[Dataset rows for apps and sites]
%%
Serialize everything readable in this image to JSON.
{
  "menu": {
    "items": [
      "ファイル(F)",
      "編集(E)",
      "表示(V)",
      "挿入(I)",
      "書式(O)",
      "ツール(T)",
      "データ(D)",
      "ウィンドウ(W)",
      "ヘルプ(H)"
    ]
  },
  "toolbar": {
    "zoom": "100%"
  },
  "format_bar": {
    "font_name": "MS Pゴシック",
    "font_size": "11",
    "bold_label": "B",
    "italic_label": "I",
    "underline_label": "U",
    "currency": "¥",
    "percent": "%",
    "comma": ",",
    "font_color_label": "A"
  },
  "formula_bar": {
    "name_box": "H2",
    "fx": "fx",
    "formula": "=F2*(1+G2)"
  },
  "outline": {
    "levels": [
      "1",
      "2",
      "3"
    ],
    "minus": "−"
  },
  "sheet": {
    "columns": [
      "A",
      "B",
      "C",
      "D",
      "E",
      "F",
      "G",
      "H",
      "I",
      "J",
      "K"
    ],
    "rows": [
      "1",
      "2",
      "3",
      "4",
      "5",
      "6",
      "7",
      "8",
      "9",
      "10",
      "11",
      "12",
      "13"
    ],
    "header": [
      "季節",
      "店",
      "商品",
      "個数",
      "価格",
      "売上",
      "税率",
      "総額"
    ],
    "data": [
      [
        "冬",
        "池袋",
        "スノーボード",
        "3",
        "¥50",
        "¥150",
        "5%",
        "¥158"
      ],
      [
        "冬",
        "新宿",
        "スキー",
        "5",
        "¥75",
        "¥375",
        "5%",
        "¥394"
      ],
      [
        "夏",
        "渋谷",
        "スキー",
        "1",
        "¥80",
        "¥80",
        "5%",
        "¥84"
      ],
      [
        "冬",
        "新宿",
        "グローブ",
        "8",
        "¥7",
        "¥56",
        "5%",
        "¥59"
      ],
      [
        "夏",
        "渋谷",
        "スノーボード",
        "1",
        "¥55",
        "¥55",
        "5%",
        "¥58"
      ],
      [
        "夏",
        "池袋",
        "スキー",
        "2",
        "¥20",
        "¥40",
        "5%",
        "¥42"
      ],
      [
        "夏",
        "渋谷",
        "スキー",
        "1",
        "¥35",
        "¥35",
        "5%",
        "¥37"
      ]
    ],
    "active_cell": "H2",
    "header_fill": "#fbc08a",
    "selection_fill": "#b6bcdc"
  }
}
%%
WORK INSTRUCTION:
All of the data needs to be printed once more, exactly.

OUTPUT OF THE TASK:
Serialize everything readable in this image to JSON.
{
  "menu": {
    "items": [
      "ファイル(F)",
      "編集(E)",
      "表示(V)",
      "挿入(I)",
      "書式(O)",
      "ツール(T)",
      "データ(D)",
      "ウィンドウ(W)",
      "ヘルプ(H)"
    ]
  },
  "toolbar": {
    "zoom": "100%"
  },
  "format_bar": {
    "font_name": "MS Pゴシック",
    "font_size": "11",
    "bold_label": "B",
    "italic_label": "I",
    "underline_label": "U",
    "currency": "¥",
    "percent": "%",
    "comma": ",",
    "font_color_label": "A"
  },
  "formula_bar": {
    "name_box": "H2",
    "fx": "fx",
    "formula": "=F2*(1+G2)"
  },
  "outline": {
    "levels": [
      "1",
      "2",
      "3"
    ],
    "minus": "−"
  },
  "sheet": {
    "columns": [
      "A",
      "B",
      "C",
      "D",
      "E",
      "F",
      "G",
      "H",
      "I",
      "J",
      "K"
    ],
    "rows": [
      "1",
      "2",
      "3",
      "4",
      "5",
      "6",
      "7",
      "8",
      "9",
      "10",
      "11",
      "12",
      "13"
    ],
    "header": [
      "季節",
      "店",
      "商品",
      "個数",
      "価格",
      "売上",
      "税率",
      "総額"
    ],
    "data": [
      [
        "冬",
        "池袋",
        "スノーボード",
        "3",
        "¥50",
        "¥150",
        "5%",
        "¥158"
      ],
      [
        "冬",
        "新宿",
        "スキー",
        "5",
        "¥75",
        "¥375",
        "5%",
        "¥394"
      ],
      [
        "夏",
        "渋谷",
        "スキー",
        "1",
        "¥80",
        "¥80",
        "5%",
        "¥84"
      ],
      [
        "冬",
        "新宿",
        "グローブ",
        "8",
        "¥7",
        "¥56",
        "5%",
        "¥59"
      ],
      [
        "夏",
        "渋谷",
        "スノーボード",
        "1",
        "¥55",
        "¥55",
        "5%",
        "¥58"
      ],
      [
        "夏",
        "池袋",
        "スキー",
        "2",
        "¥20",
        "¥40",
        "5%",
        "¥42"
      ],
      [
        "夏",
        "渋谷",
        "スキー",
        "1",
        "¥35",
        "¥35",
        "5%",
        "¥37"
      ]
    ],
    "active_cell": "H2",
    "header_fill": "#fbc08a",
    "selection_fill": "#b6bcdc"
  }
}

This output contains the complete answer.